There are some really great items on display, but my favorite is this anti-New Deal ad from the 1936.  Why, you ask?  Well, because it’s just so clever. I’ll admit, unless you are a history geek or lived through the 1930s, some of the jokes are rather obscure but, if you take the time to look up the references, I’m sure you’ll get a kick out of it.  After all, when was the last time you saw a funny political poster that wasn’t created by The Daily Show or Stephen Colbert? 
 Since our founding, voting has been a right, privilege and responsibility. Do your part and vote.  Also, come and see our exhibit.  It’s practically your patriotic duty!

Monday, September 3, 2012

Miss Clara and her Seminary

By Kerry Lippincott, Education Coordinator

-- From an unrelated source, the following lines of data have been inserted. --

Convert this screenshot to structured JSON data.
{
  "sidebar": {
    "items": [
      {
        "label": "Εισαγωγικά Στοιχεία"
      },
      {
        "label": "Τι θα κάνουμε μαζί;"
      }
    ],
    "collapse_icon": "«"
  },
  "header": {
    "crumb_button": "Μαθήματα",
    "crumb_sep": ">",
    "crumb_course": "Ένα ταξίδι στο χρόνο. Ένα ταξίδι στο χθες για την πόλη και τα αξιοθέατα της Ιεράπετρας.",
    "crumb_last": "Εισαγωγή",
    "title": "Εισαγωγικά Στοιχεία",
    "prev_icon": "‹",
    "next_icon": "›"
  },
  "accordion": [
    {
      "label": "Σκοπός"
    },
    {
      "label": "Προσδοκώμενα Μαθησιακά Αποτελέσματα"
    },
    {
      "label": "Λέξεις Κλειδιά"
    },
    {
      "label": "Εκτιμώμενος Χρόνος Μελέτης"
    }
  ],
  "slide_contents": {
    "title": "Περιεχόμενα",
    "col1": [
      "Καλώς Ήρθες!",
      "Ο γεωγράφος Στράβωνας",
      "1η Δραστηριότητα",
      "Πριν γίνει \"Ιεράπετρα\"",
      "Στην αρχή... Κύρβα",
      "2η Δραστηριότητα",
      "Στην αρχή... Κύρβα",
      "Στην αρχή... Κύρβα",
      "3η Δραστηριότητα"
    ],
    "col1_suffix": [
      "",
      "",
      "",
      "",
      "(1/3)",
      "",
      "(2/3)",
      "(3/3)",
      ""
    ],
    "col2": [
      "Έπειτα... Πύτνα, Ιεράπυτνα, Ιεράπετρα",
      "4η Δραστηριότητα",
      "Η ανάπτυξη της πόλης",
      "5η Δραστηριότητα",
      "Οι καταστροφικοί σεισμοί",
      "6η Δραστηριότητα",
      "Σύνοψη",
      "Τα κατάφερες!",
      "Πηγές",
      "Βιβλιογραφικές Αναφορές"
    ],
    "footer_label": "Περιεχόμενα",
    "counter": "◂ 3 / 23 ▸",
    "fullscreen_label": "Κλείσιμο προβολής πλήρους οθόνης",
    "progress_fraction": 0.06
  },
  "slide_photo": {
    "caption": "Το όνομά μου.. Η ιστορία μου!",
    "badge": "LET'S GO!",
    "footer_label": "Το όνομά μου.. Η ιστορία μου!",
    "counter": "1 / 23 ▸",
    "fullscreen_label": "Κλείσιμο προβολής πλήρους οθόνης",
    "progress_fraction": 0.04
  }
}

Between the 1830s and early 1900s private schools flourished in Elmira.  One of those schools was Miss Clarissa Thurston’s Female Seminary.    The school is one chapter in the long life of one of my favorite people from Chemung County history - Clarissa Thurston (1801-1884) or better known as Miss Clara. 
Born on February 26, 1801 in Andover Massachusetts, Clarissa was one of six children.  A confirmed spinster Clarissa believed educating young women was her true calling.  Before coming to Elmira, she had taught in Maine, Massachusetts, New Hampshire, Georgia, New Jersey, and western New York.  In 1843 she moved to Elmira where her brother Judge Ariel Thurston had settled.    Three years later she purchased a house at 413 North Main Street (where Weis is located today) and in 1847, with her sister Mary, she opened Miss Clarissa Thurston’s Female Seminary.
The overall goal of the seminary was to train young women to have high morals and sound religious principals.  Day and boarding schools were accepted in four levels – preparatory, junior, middle and senior.  For boarding students’ tuition was $130 a year plus expenses for light and fuel.  Day students paid between $3 and $6 per quarter.  Subjects included reading, penmanship, arithmetic (mental and written), grammar, geography, history (general, United States, ancient and modern), natural philosophy, botany, algebra, geometry, geology, logic, moral science, transposition and parsing, physiology, chemistry, astronomy, and trigonometry.  For additional fees students could also take lessons in piano, organ, vocal music, drawing, painting and languages (choice of French, German, or Latin).   Each student was asked to bring a Bible and English dictionary.  Since students were expected to walk a half hour each day overshoes and umbrellas were also required.  Though most students were from Elmira and upstate New York, students also came from New Jersey, Pennsylvania, Georgia, Maine, Missouri, Minnesota, Rhode Island and Washington, DC.  Perhaps Clarissa’s most famous students were two sisters - Livy Clemens and Susan Crane. 
The school closed in 1864 with Clarissa’s retirement.   Upon retiring Clarissa began a new chapter in her life as a writer.   In addition to writing articles for educational and religious magazines, like Christian Family Magazine and The Parlor Magazine, she wrote at least three books.  Her books include Home Pleasures, Memoir of a Lady and Light from History or the Story of Fulfilled Prophecy.    In the summer of 1871 Clarissa added one more item to her list of accomplishments – world traveler.  At the age of seventy she traveled by herself to France, Germany, Italy and Switzerland. 
Sadly, Clarissa’s life ended tragically.  As she got older Clarissa became deaf and on her way to church on the morning of January 6, 1884 she did not hear the train’s bell or warning shouts.  While crossing Second Street, Clarissa was hit by a train and killed instantly.   She was 83 years old.